- Managed care solutions for Chronic diseases: chronic care burden in India is increasing and rapidly so, especially in case of diabetes and cardio-vascular diseases. Non-communicable, chronic diseases are estimated to account for 62 percent of deaths in low and medium income countries including India and approximately half of these are caused by CVD. Diseases such as diabetes, hyperlipidemia and hypertension are emerging not only as significant causes of death, but also as causes of debilitation in terms of health and wellness as well in economic terms. A 2010 World Bank study estimates that the loss of income due to impact of diabetes patients and their care givers is approximately INR 300 billion annually. The challenge can be exacerbated in rural areas owing to lack of awareness and lack of accessible and affordable care. While India is fast becoming the diabetes and hypertension capital of the world, there are no proven models to address this mounting challenge. ICTPH and SughaVazhvu are attempting to demonstrate a model to address this challenge by offering managed care to chronic diseases via pre-paid subscription packages. Subscribers receive necessary medicines, regular diagnostic tests and regular physician consultation and regular treatment-adherence follow-up to help manage their chronic conditions. These services are presently offered through a mobile clinic in order to enhance geographic coverage and to offer service at near-doorstep.
Health systems research

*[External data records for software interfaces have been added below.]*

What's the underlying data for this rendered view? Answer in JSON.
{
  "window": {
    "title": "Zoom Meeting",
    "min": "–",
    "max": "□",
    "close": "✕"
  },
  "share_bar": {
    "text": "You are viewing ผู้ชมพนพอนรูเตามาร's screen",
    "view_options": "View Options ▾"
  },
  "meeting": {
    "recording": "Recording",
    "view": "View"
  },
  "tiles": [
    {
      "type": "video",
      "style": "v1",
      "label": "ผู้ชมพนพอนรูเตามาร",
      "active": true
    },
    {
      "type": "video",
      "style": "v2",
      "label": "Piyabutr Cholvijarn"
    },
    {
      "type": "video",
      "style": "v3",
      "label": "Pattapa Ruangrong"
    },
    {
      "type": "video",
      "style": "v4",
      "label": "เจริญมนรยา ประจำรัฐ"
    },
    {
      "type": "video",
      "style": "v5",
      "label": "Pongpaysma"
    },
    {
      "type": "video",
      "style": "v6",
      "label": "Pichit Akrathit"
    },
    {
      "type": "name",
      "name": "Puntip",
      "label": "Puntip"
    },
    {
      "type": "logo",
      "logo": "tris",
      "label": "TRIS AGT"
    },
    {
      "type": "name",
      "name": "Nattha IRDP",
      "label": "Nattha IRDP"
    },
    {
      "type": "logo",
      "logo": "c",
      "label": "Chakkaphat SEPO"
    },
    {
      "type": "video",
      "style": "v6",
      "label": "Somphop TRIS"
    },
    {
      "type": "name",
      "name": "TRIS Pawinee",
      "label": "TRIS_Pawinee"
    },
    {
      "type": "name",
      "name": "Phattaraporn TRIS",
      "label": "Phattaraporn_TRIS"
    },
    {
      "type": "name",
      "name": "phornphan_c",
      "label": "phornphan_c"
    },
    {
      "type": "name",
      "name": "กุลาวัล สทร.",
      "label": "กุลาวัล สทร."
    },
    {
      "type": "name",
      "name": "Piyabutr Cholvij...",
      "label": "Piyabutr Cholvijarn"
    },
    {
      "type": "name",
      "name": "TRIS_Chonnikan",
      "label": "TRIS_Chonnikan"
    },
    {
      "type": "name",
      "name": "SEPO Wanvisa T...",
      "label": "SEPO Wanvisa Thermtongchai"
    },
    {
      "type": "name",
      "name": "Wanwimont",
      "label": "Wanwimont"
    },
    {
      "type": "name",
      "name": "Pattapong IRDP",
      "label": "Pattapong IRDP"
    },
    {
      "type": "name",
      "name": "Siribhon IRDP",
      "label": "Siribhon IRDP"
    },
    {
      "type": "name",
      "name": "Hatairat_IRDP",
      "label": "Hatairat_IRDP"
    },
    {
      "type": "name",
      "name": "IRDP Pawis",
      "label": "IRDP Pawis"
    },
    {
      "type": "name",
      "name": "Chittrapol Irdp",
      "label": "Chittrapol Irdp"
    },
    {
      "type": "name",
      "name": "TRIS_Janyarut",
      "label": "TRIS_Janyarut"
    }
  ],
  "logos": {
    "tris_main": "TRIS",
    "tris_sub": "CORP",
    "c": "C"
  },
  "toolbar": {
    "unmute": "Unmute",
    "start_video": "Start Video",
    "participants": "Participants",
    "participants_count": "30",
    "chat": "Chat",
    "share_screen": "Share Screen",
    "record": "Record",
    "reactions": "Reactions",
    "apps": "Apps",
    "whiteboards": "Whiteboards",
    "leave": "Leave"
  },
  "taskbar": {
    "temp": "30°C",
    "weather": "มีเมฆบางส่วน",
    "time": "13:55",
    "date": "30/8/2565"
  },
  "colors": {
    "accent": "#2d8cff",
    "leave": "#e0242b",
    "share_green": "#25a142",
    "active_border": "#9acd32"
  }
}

At ICTPH, we seek to demonstrate our model through our on-field activities at moderate scale and also are committed to draw evidence from our experiences that can help disseminate our leanings. We do this through our health systems research initiative that closely studies the effectiveness of the above model and its constituent components / solutions to glean insights that can inform health systems design and public policy.